Stored records:
........
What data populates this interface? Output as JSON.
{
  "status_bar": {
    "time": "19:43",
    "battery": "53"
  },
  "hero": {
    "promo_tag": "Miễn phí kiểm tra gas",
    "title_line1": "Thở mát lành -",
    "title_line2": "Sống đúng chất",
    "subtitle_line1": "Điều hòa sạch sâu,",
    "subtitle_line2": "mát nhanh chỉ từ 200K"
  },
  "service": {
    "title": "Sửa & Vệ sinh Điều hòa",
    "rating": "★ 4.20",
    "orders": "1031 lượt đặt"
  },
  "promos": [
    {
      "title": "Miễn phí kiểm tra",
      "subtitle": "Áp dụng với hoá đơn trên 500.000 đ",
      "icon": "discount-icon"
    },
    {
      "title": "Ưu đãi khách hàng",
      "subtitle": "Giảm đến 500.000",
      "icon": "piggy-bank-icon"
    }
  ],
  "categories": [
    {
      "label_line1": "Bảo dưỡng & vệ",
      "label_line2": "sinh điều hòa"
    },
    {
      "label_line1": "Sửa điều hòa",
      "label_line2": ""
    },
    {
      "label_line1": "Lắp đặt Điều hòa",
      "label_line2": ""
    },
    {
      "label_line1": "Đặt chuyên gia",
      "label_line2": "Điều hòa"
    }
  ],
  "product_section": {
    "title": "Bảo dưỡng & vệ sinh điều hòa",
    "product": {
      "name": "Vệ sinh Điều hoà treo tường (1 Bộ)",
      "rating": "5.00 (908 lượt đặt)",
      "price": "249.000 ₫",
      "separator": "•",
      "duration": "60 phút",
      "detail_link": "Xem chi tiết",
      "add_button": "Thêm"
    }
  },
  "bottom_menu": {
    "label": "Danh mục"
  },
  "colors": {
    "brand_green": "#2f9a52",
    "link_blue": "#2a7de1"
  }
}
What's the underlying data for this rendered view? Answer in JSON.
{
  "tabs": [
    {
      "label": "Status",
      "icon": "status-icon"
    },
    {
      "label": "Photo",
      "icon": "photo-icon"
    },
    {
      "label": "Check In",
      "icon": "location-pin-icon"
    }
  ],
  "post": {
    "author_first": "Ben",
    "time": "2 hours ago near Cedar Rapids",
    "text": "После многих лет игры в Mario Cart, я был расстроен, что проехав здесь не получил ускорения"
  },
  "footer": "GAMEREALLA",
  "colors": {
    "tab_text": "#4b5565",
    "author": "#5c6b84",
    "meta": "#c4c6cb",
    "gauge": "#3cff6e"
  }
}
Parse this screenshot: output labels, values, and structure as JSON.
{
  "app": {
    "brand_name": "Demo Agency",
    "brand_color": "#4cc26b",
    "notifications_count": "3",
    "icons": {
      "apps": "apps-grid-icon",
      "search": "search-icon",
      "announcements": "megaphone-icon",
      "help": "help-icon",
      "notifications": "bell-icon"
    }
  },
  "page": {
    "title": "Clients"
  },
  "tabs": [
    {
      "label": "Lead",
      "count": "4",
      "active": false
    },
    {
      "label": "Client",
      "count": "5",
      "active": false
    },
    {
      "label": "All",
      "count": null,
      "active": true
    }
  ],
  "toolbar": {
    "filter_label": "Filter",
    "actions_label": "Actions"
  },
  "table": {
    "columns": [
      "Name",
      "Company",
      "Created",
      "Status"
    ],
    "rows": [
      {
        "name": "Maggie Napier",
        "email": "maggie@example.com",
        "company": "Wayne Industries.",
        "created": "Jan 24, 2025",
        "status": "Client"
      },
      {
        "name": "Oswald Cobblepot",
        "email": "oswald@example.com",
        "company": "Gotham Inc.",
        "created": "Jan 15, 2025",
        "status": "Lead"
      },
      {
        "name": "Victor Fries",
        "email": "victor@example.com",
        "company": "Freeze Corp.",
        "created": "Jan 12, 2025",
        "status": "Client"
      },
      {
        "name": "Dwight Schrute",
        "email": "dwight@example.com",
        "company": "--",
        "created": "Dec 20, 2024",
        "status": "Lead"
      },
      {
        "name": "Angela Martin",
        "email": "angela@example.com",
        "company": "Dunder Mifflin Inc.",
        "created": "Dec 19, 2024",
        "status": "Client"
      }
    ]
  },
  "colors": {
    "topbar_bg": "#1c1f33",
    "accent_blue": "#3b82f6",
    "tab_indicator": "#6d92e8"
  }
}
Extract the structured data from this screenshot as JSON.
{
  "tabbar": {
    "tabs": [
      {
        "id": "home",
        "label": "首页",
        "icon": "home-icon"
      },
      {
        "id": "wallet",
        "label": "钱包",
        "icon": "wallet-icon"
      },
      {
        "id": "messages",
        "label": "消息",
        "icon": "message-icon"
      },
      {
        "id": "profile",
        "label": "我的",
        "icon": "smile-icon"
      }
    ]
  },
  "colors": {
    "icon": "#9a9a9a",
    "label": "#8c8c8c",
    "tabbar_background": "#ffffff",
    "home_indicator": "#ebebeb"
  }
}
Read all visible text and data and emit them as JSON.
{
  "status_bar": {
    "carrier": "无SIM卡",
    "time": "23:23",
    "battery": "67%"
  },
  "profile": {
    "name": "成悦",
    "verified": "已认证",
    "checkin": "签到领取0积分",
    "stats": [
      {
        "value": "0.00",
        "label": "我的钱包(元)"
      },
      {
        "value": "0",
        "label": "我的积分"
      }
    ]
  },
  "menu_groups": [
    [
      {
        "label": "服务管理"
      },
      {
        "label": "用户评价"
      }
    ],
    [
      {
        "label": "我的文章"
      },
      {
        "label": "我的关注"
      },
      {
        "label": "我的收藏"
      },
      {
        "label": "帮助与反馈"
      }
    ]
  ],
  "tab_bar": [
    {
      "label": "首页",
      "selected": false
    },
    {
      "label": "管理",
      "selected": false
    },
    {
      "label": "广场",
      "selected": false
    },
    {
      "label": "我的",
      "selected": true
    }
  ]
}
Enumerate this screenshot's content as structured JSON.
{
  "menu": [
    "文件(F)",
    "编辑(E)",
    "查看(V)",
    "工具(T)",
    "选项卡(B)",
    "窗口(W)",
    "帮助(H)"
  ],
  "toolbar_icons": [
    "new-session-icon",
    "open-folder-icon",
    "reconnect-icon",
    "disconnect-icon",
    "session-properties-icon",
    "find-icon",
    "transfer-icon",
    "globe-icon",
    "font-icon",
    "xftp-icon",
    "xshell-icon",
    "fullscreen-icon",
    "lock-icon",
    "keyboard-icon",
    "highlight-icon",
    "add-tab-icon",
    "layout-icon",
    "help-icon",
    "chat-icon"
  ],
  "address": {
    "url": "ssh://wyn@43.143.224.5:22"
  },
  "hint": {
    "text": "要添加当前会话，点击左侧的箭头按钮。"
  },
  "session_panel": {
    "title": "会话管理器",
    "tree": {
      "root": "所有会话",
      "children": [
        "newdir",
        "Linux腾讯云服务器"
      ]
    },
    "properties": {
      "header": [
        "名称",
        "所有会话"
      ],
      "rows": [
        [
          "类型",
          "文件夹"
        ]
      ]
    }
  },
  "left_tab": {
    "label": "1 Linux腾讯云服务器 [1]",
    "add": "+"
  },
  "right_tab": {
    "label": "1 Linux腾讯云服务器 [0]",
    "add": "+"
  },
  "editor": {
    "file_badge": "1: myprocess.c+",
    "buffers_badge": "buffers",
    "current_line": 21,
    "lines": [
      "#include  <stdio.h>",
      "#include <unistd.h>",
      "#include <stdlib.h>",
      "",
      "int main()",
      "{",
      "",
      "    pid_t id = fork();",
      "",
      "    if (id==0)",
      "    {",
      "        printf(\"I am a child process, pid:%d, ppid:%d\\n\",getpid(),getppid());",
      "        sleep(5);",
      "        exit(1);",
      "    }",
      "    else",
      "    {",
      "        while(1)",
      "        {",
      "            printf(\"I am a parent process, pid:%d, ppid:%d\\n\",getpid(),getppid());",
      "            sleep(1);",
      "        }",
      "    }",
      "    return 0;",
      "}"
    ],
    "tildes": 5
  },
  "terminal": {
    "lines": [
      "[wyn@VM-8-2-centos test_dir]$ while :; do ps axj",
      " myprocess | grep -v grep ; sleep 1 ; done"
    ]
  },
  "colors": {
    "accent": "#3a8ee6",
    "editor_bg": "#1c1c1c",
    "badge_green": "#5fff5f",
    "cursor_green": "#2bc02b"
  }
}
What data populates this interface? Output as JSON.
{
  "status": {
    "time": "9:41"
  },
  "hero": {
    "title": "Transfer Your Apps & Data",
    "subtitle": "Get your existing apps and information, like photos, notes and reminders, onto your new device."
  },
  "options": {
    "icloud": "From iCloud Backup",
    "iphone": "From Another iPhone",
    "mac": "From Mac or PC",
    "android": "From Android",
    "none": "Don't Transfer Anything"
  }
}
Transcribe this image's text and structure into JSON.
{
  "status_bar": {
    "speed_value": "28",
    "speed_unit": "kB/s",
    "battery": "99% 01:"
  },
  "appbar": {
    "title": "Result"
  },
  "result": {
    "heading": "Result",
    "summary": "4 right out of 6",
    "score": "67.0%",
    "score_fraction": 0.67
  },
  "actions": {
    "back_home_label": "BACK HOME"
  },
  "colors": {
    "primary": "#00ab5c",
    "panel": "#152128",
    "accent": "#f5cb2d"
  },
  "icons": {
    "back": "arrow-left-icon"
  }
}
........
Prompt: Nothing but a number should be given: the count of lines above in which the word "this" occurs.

Answer section: 7